December fourteenth

Alright! Good morning and good news: I am going to Canada!

Wooohooo! Happy dancing!

When I first mentioned the idea to Doctor Blonde at C3, she said to me: “Theoretically it’s possible, but you might have to work through red tape.”

Which is why it’s best to go to the top. When asking the lead oncologist he said, “I can’t see why that’d be a problem. I’ll send off a letter.”

Two weeks after that meeting I still didn’t have any news. First my file was lost (may still be lost) and then the doctor’s secretary kept telling me she ‘had the tape’ but hadn’t transcribed it. For a while I was stressing over how LONG everything takes. But, in a second meeting with the lead oncologist – let’s call him Dr Lead, because ‘lead oncologist’ is time consuming – he told me he’d sent an email, not a letter, and it should have been with the doctor in Canada two weeks ago.

Two weeks with no response? Fishy . . .

My mom sent her own email, to which the doctor in Canada, Dr Canada, responded with a phone call to the house. He told her that he hadn’t heard from England.

Ah! Okay. Now at this point I wonder – who was right – Dr Blond or Dr Lead? (Sometimes I wish I could use their real names, because these nick names are just silly!) Was this communication mix up ‘red tape’ or simply a misfired email? In either case, I’d say there’s been a handful of confusion . . . and yet, things are working.

I wrote an email to my UK oncologist, Dr Lead, asking him to please resend his original email to the address I provided again (hopefully correct this time). Wow, email is awesome. In other circumstances I would have waited till clinic or gone through his less than friendly secretary. But with a quick Google search of his name: BAM! Email acquired.

Monday morning he resent the introductory letter to Dr Canada and CCed me and my mother. The oncologist in Canada wrote back yesterday (Tuesday), saying he’s happy to have me and will start things rolling.

Not only are plans unfolding well, but now I’m in touch with an apparently excellent oncologist in Canada who, according to Rate-your-doctor, is kind and supportive. Furthermore, back when I started chemo it was my goal to fly home on the 14th of December. Now, even if I do have another setback, that goal will be met. All of this feels really good.

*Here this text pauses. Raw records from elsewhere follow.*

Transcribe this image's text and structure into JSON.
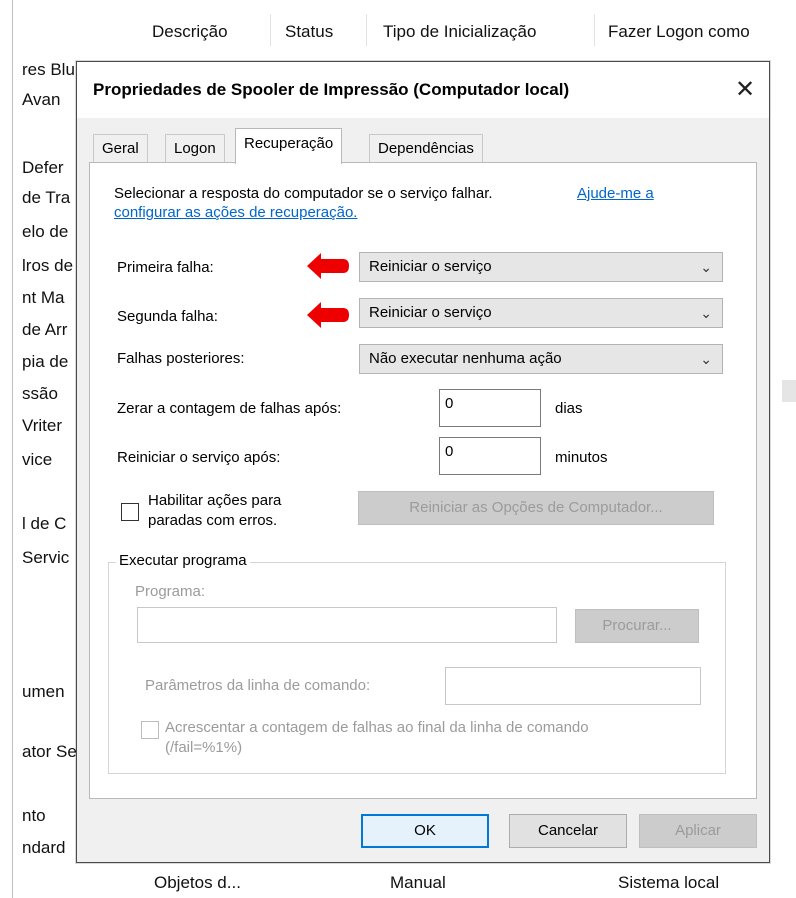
{
  "background": {
    "columns": [
      "Descrição",
      "Status",
      "Tipo de Inicialização",
      "Fazer Logon como"
    ],
    "rows": [
      "res Blu",
      "Avan",
      "Defer",
      "de Tra",
      "elo de",
      "lros de",
      "nt Ma",
      "de Arr",
      "pia de",
      "ssão",
      "Vriter",
      "vice",
      "l de C",
      "Servic",
      "umen",
      "ator Se",
      "nto",
      "ndard"
    ],
    "bottom_row": [
      "Objetos d...",
      "Manual",
      "Sistema local"
    ]
  },
  "dialog": {
    "title": "Propriedades de Spooler de Impressão (Computador local)",
    "close_glyph": "✕",
    "tabs": [
      {
        "label": "Geral"
      },
      {
        "label": "Logon"
      },
      {
        "label": "Recuperação"
      },
      {
        "label": "Dependências"
      }
    ],
    "intro_text_1": "Selecionar a resposta do computador se o serviço falhar.",
    "intro_link_1": "Ajude-me a",
    "intro_link_2": "configurar as ações de recuperação.",
    "first_failure_label": "Primeira falha:",
    "first_failure_value": "Reiniciar o serviço",
    "second_failure_label": "Segunda falha:",
    "second_failure_value": "Reiniciar o serviço",
    "subsequent_failures_label": "Falhas posteriores:",
    "subsequent_failures_value": "Não executar nenhuma ação",
    "reset_count_label": "Zerar a contagem de falhas após:",
    "reset_count_value": "0",
    "reset_count_unit": "dias",
    "restart_after_label": "Reiniciar o serviço após:",
    "restart_after_value": "0",
    "restart_after_unit": "minutos",
    "enable_actions_label_1": "Habilitar ações para",
    "enable_actions_label_2": "paradas com erros.",
    "restart_computer_options_button": "Reiniciar as Opções de Computador...",
    "run_program": {
      "group_label": "Executar programa",
      "program_label": "Programa:",
      "browse_button": "Procurar...",
      "params_label": "Parâmetros da linha de comando:",
      "append_label_1": "Acrescentar a contagem de falhas ao final da linha de comando",
      "append_label_2": "(/fail=%1%)"
    },
    "buttons": {
      "ok": "OK",
      "cancel": "Cancelar",
      "apply": "Aplicar"
    }
  },
  "colors": {
    "link": "#0066cc",
    "annotation_arrow": "#ee0000",
    "focus_border": "#0078d7"
  }
}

Next up, I’ll arrange things with Air Canada. Apparently they can help me through the airport, which is great because I have a feeling December 14th will be an exhausting day. Mind you, I’ve never been pushed in a wheelchair before; it’s another physical admission of illness, but geez – thinking about those long walks, I guess there’s little choice.

Less than three weeks and I’ll be with my family again. True it’s only for a visit, but it means the world to me nevertheless.   🙂 Isn’t good news fun?

What’s up, doc?

Last Friday, Zsolt and I met with the lead oncologist. We arrived with a list of questions, but before I could even mouth the word  “Christmas”  we had to first cover the basics.

The basics

Doctor: How are you feeling?

Me: Fine.

Doctor: Any mouth sores?

Me: No .

Doctor: How are your fingers and toes?

Me: Good.

Doctor: And your energy?

Me: Still tired.

Doctor: How’s your mood?

Me: Okay.

Doctor: And your bowels?

Me: Fine.

Doctor: What about nausea?

Me: No.

. . . . .

Doctor: Okay, let’s talk about Christmas.

FINALLY! So that ended the basics. Basically, I’m coping with chemo and plugging along. I get tired, I get sore, I get better, I go to work and proceed as normally as possible.

The conversation then shifted to how many doses of paxlitaxol are ‘enough’. Honestly, he gave the same vague answer that all the doctors have given – in that, studies are based on twelve doses, reducing that dose might/could/possibly make a marginal difference in my chances, but he can’t say for certain. It was his opinion, however, that I finish the entire course.

Blah. Okay, fine.

It was also his opinion that finishing chemo in Canada is entirely possible. He would send an email to the hospital in Ottawa, and we’ll see what they say. Nice!

I realize that travelling during chemotherapy will be exhausting. I am aware. But I want to go home, and this is a compromise.  So, if everything works out on the Canadian side of things, I will be able to see my family over the holidays. That means a lot to me.  Zsolt will drive me to the airport, an airline rep will take me through the airport, and then (with thanks a whole lotta air miles) I’ll fly first class home – where I’ll be helped off the plane and delivered to my family. It will be exhausting, but at least I’ll be supported. Plus Air Canada has those pods up in first class, so I’ll be able to lay back and sleep.

Next week we should hear more – hopefully by then the ball will be rolling.

It’s good news that satisfies everyone.  Zsolt is happy, I am happy, and hopefully the journey isn’t too difficult.

Thumbs up for a good meeting! Yay!